Records from a data collection:
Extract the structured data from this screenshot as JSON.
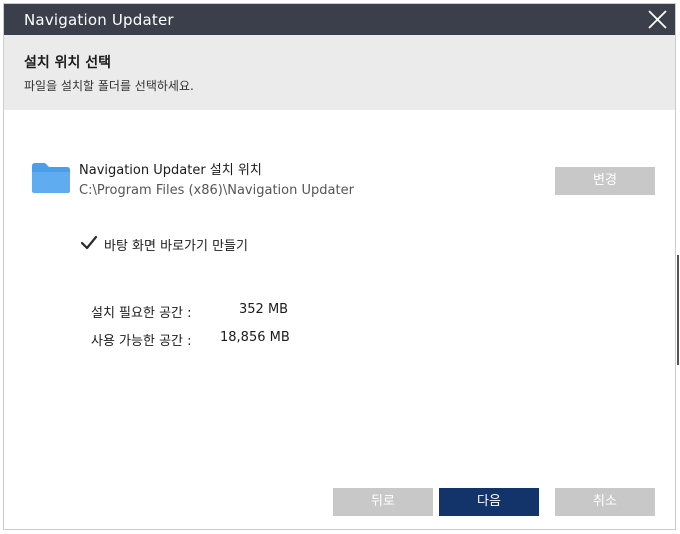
{
  "window": {
    "title": "Navigation Updater"
  },
  "header": {
    "title": "설치 위치 선택",
    "subtitle": "파일을 설치할 폴더를 선택하세요."
  },
  "location": {
    "title": "Navigation Updater 설치 위치",
    "path": "C:\\Program Files (x86)\\Navigation Updater",
    "change_label": "변경",
    "icon": "folder-icon"
  },
  "shortcut": {
    "label": "바탕 화면 바로가기 만들기",
    "checked": true
  },
  "space": {
    "required_label": "설치 필요한 공간 :",
    "required_value": "352 MB",
    "available_label": "사용 가능한 공간 :",
    "available_value": "18,856 MB"
  },
  "footer": {
    "back_label": "뒤로",
    "next_label": "다음",
    "cancel_label": "취소"
  },
  "colors": {
    "titlebar": "#3a3f4b",
    "header_bg": "#ebebeb",
    "primary_button": "#13346b",
    "disabled_button": "#c8c8c8",
    "folder": "#4a9eea"
  }
}
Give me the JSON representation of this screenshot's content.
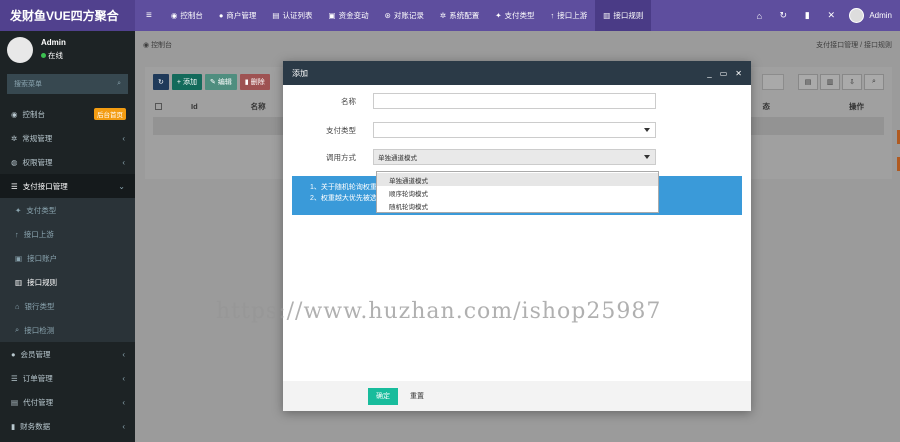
{
  "app": {
    "title": "发财鱼VUE四方聚合"
  },
  "topnav": {
    "items": [
      {
        "label": "控制台",
        "icon": "dashboard-icon"
      },
      {
        "label": "商户管理",
        "icon": "user-icon"
      },
      {
        "label": "认证列表",
        "icon": "list-icon"
      },
      {
        "label": "资金变动",
        "icon": "money-icon"
      },
      {
        "label": "对账记录",
        "icon": "record-icon"
      },
      {
        "label": "系统配置",
        "icon": "gear-icon"
      },
      {
        "label": "支付类型",
        "icon": "pay-icon"
      },
      {
        "label": "接口上游",
        "icon": "arrow-up-icon"
      },
      {
        "label": "接口规则",
        "icon": "rule-icon",
        "active": true
      }
    ],
    "user": "Admin"
  },
  "sidebar": {
    "user": {
      "name": "Admin",
      "status": "在线"
    },
    "search_placeholder": "搜索菜单",
    "items": [
      {
        "label": "控制台",
        "badge": "后台首页"
      },
      {
        "label": "常规管理"
      },
      {
        "label": "权限管理"
      },
      {
        "label": "支付接口管理",
        "open": true
      }
    ],
    "sub_items": [
      {
        "label": "支付类型"
      },
      {
        "label": "接口上游"
      },
      {
        "label": "接口账户"
      },
      {
        "label": "接口规则",
        "current": true
      },
      {
        "label": "银行类型"
      },
      {
        "label": "接口检测"
      }
    ],
    "items_after": [
      {
        "label": "会员管理"
      },
      {
        "label": "订单管理"
      },
      {
        "label": "代付管理"
      },
      {
        "label": "财务数据"
      }
    ]
  },
  "breadcrumb": {
    "left": "控制台",
    "right": "支付接口管理 / 接口规则"
  },
  "toolbar": {
    "add": "添加",
    "edit": "编辑",
    "delete": "删除"
  },
  "table": {
    "col_id": "Id",
    "col_name": "名称",
    "col_status": "态",
    "col_ops": "操作"
  },
  "modal": {
    "title": "添加",
    "fields": {
      "name_label": "名称",
      "name_value": "",
      "paytype_label": "支付类型",
      "paytype_value": "",
      "mode_label": "调用方式",
      "mode_value": "单独通道模式"
    },
    "dropdown_options": [
      "单独通道模式",
      "顺序轮询模式",
      "随机轮询模式"
    ],
    "notice": [
      "1、关于随机轮询权重设置：请在通道列表中设置",
      "2、权重越大优先被选中的概率越高"
    ],
    "confirm": "确定",
    "reset": "重置"
  },
  "watermark": "https://www.huzhan.com/ishop25987"
}
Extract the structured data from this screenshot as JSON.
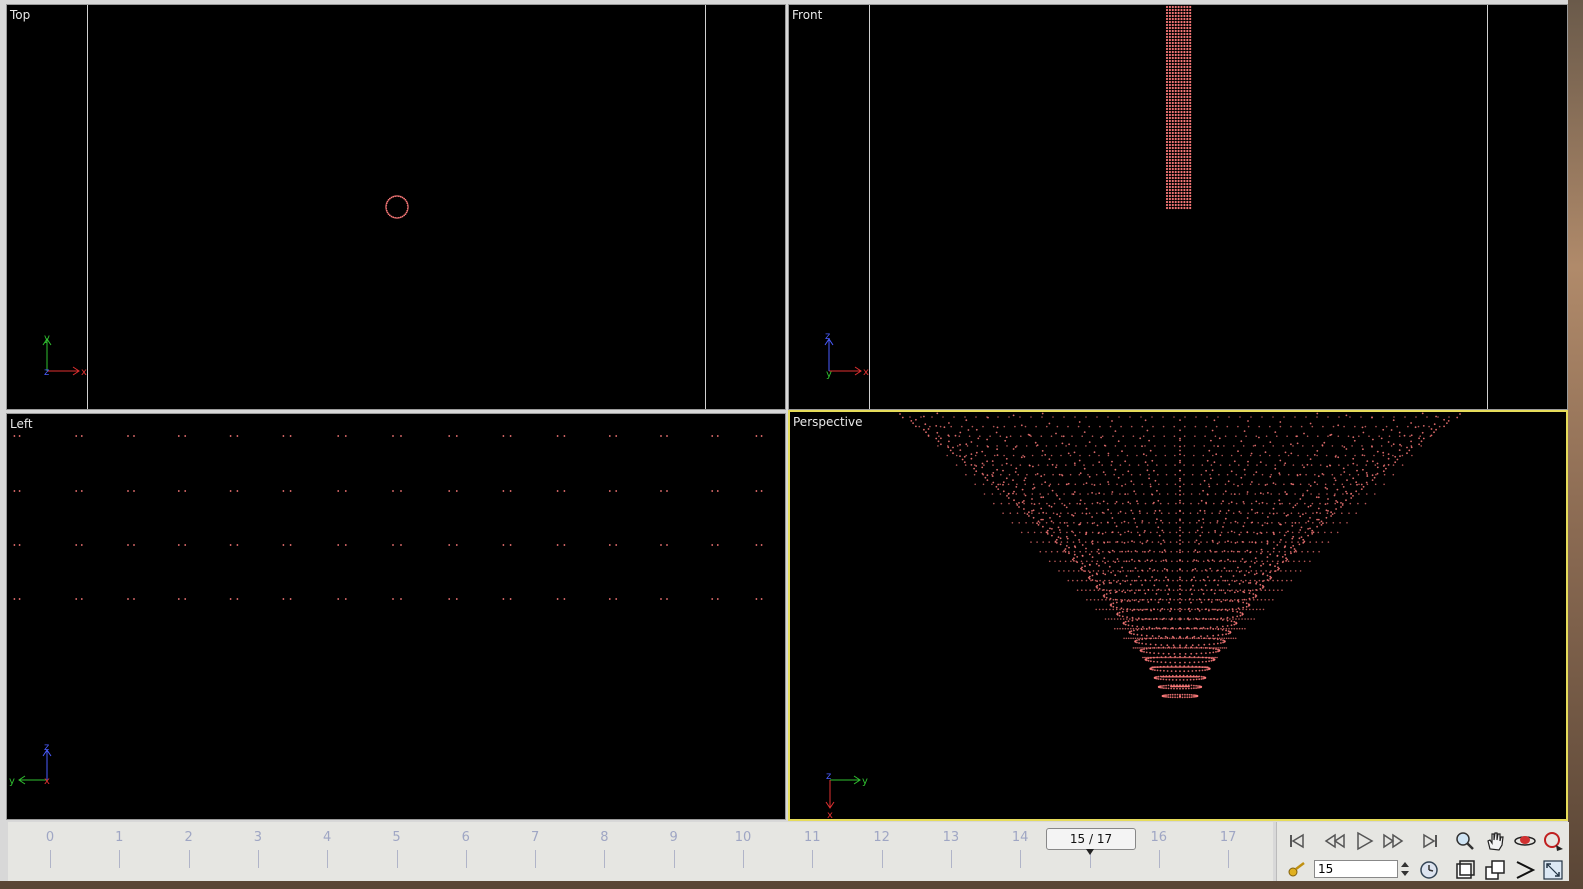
{
  "viewports": {
    "top": {
      "label": "Top",
      "axes": {
        "u": "x",
        "v": "y",
        "w": "z"
      }
    },
    "front": {
      "label": "Front",
      "axes": {
        "u": "x",
        "v": "z",
        "w": "y"
      }
    },
    "left": {
      "label": "Left",
      "axes": {
        "u": "y",
        "v": "z",
        "w": "x"
      }
    },
    "perspective": {
      "label": "Perspective",
      "active": true,
      "axes": {
        "u": "y",
        "v": "x",
        "w": "z"
      }
    }
  },
  "colors": {
    "point_cloud": "#ff7b7b",
    "active_border": "#e6dc5a",
    "axis_x": "#e03030",
    "axis_y": "#30c030",
    "axis_z": "#4a5cff"
  },
  "timeline": {
    "ticks": [
      "0",
      "1",
      "2",
      "3",
      "4",
      "5",
      "6",
      "7",
      "8",
      "9",
      "10",
      "11",
      "12",
      "13",
      "14",
      "15",
      "16",
      "17"
    ],
    "current_frame_display": "15 / 17",
    "current_frame": 15,
    "last_frame": 17
  },
  "controls": {
    "frame_input_value": "15",
    "buttons": [
      "first-frame-icon",
      "rewind-icon",
      "play-icon",
      "fast-forward-icon",
      "last-frame-icon",
      "zoom-icon",
      "pan-hand-icon",
      "orbit-icon",
      "rotate-camera-icon",
      "key-icon",
      "clock-icon",
      "view-box-icon",
      "multi-view-icon",
      "cursor-arrow-icon",
      "fit-view-icon"
    ]
  }
}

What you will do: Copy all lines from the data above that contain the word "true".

Answer box:
    "checked": true
        "active": true
        "open": true
        "current": true
      "active": true,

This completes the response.